- [TASK REQUIREMENTS]
Print the records below exactly, leaving out nothing.

- [PROVIDED DATA]

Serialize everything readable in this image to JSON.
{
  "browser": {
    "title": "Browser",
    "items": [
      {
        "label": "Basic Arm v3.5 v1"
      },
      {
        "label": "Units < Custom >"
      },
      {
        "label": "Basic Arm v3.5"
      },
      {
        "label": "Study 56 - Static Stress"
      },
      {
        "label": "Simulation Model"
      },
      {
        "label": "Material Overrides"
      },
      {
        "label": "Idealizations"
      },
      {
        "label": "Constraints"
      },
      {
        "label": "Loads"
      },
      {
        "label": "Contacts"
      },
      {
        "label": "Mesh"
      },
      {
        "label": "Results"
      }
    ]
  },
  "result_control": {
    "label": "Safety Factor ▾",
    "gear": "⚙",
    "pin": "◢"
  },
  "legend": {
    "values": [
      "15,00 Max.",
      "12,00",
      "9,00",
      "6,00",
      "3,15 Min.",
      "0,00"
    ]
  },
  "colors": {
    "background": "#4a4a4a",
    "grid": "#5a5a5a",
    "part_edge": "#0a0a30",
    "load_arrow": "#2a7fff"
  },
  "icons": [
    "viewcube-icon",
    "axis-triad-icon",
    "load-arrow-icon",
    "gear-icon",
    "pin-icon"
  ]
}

- [EXERCISE SOLUTION]
Serialize everything readable in this image to JSON.
{
  "browser": {
    "title": "Browser",
    "items": [
      {
        "label": "Basic Arm v3.5 v1"
      },
      {
        "label": "Units < Custom >"
      },
      {
        "label": "Basic Arm v3.5"
      },
      {
        "label": "Study 56 - Static Stress"
      },
      {
        "label": "Simulation Model"
      },
      {
        "label": "Material Overrides"
      },
      {
        "label": "Idealizations"
      },
      {
        "label": "Constraints"
      },
      {
        "label": "Loads"
      },
      {
        "label": "Contacts"
      },
      {
        "label": "Mesh"
      },
      {
        "label": "Results"
      }
    ]
  },
  "result_control": {
    "label": "Safety Factor ▾",
    "gear": "⚙",
    "pin": "◢"
  },
  "legend": {
    "values": [
      "15,00 Max.",
      "12,00",
      "9,00",
      "6,00",
      "3,15 Min.",
      "0,00"
    ]
  },
  "colors": {
    "background": "#4a4a4a",
    "grid": "#5a5a5a",
    "part_edge": "#0a0a30",
    "load_arrow": "#2a7fff"
  },
  "icons": [
    "viewcube-icon",
    "axis-triad-icon",
    "load-arrow-icon",
    "gear-icon",
    "pin-icon"
  ]
}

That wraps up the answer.